§ **Your objective**: Copy all the entries word for word, but omit the pictures.

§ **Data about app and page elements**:
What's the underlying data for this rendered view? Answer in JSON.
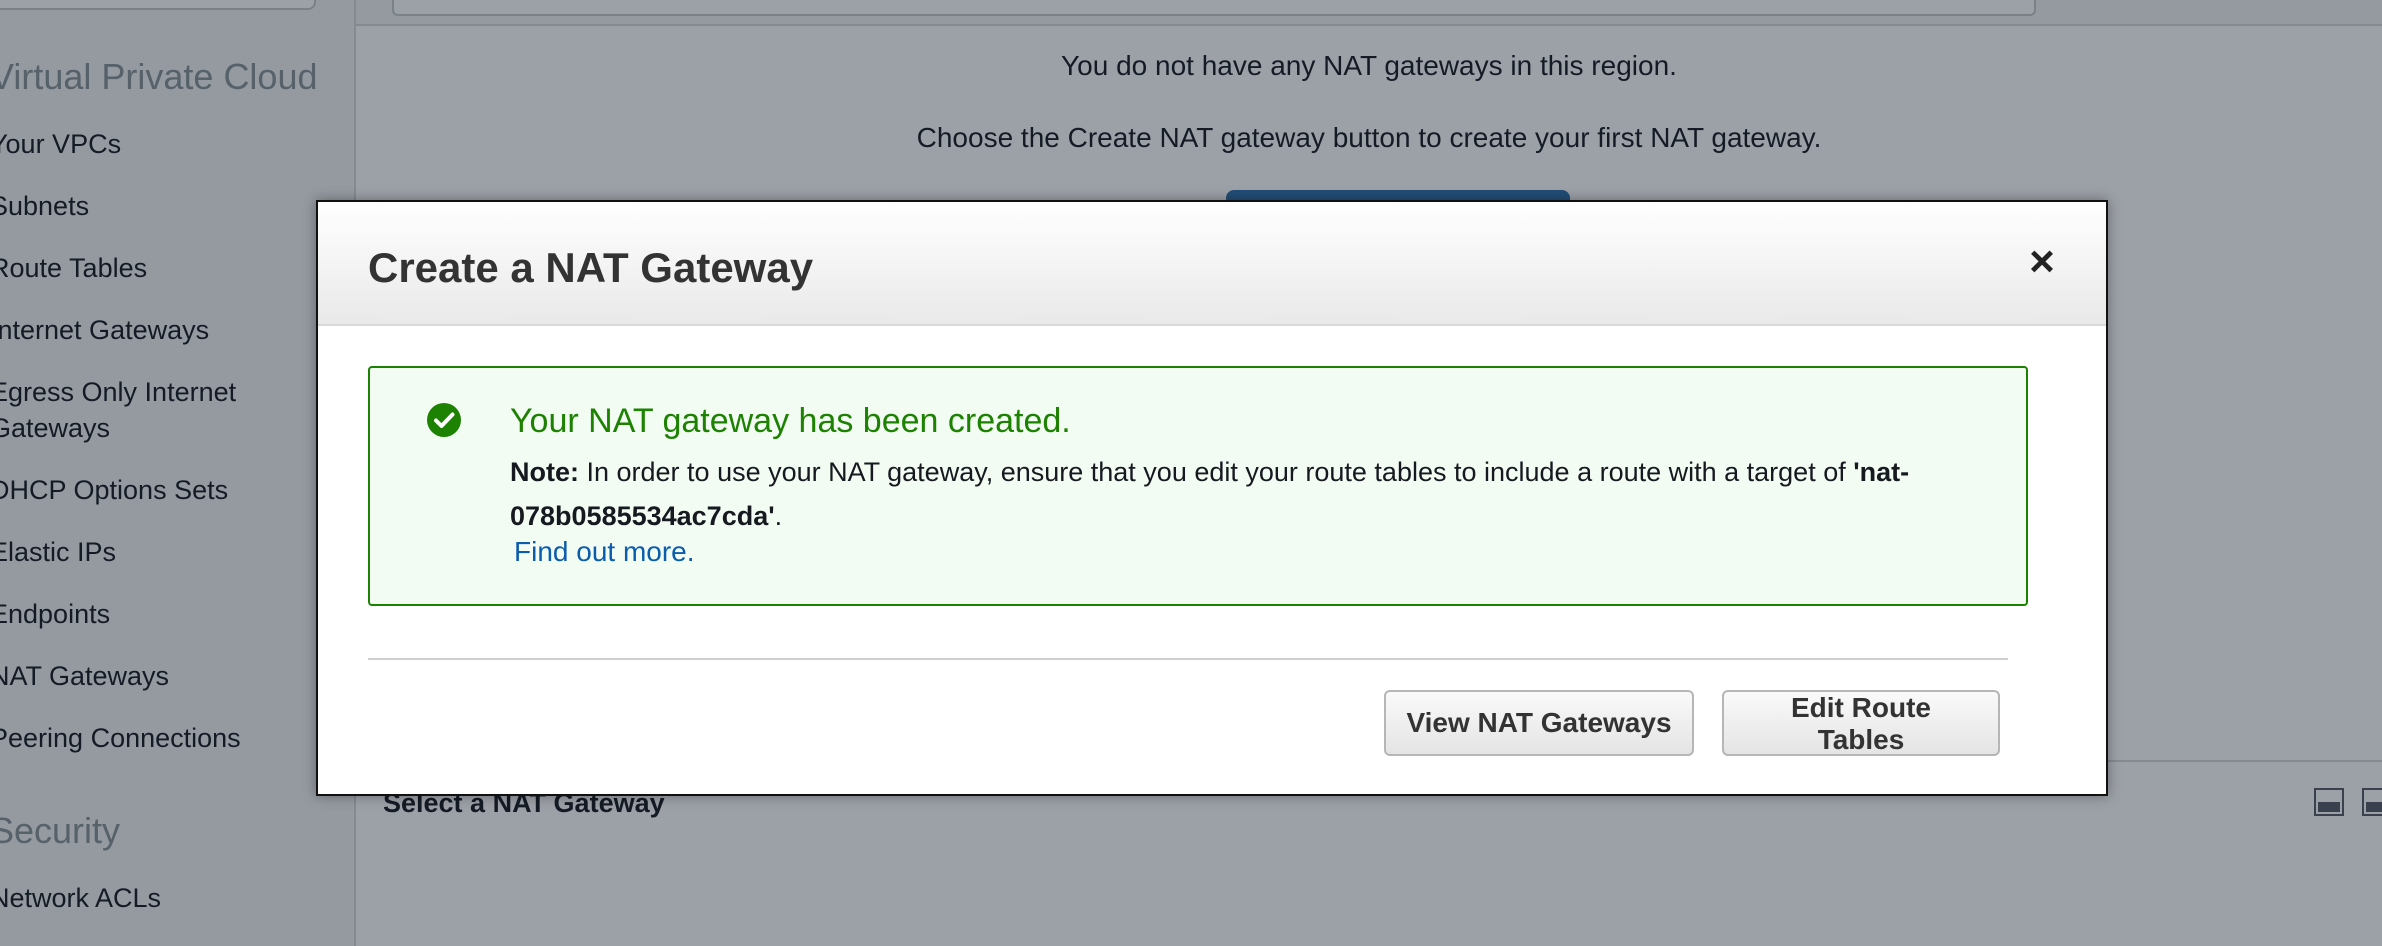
{
  "sidebar": {
    "section_vpc": "Virtual Private Cloud",
    "items": [
      "Your VPCs",
      "Subnets",
      "Route Tables",
      "Internet Gateways",
      "Egress Only Internet Gateways",
      "DHCP Options Sets",
      "Elastic IPs",
      "Endpoints",
      "NAT Gateways",
      "Peering Connections"
    ],
    "section_security": "Security",
    "security_items": [
      "Network ACLs"
    ]
  },
  "main": {
    "empty_line1": "You do not have any NAT gateways in this region.",
    "empty_line2": "Choose the Create NAT gateway button to create your first NAT gateway.",
    "lower_title": "Select a NAT Gateway"
  },
  "modal": {
    "title": "Create a NAT Gateway",
    "close_icon": "close-icon",
    "alert": {
      "icon": "check-circle-icon",
      "title": "Your NAT gateway has been created.",
      "note_label": "Note:",
      "note_text": " In order to use your NAT gateway, ensure that you edit your route tables to include a route with a target of ",
      "nat_id": "'nat-078b0585534ac7cda'",
      "note_end": ".",
      "link": "Find out more."
    },
    "buttons": {
      "view": "View NAT Gateways",
      "edit": "Edit Route Tables"
    }
  },
  "colors": {
    "success_green": "#1d8102",
    "link_blue": "#0b5cad",
    "overlay": "rgba(20,30,45,0.42)"
  }
}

§ **Written solution**:
What's the underlying data for this rendered view? Answer in JSON.
{
  "sidebar": {
    "section_vpc": "Virtual Private Cloud",
    "items": [
      "Your VPCs",
      "Subnets",
      "Route Tables",
      "Internet Gateways",
      "Egress Only Internet Gateways",
      "DHCP Options Sets",
      "Elastic IPs",
      "Endpoints",
      "NAT Gateways",
      "Peering Connections"
    ],
    "section_security": "Security",
    "security_items": [
      "Network ACLs"
    ]
  },
  "main": {
    "empty_line1": "You do not have any NAT gateways in this region.",
    "empty_line2": "Choose the Create NAT gateway button to create your first NAT gateway.",
    "lower_title": "Select a NAT Gateway"
  },
  "modal": {
    "title": "Create a NAT Gateway",
    "close_icon": "close-icon",
    "alert": {
      "icon": "check-circle-icon",
      "title": "Your NAT gateway has been created.",
      "note_label": "Note:",
      "note_text": " In order to use your NAT gateway, ensure that you edit your route tables to include a route with a target of ",
      "nat_id": "'nat-078b0585534ac7cda'",
      "note_end": ".",
      "link": "Find out more."
    },
    "buttons": {
      "view": "View NAT Gateways",
      "edit": "Edit Route Tables"
    }
  },
  "colors": {
    "success_green": "#1d8102",
    "link_blue": "#0b5cad",
    "overlay": "rgba(20,30,45,0.42)"
  }
}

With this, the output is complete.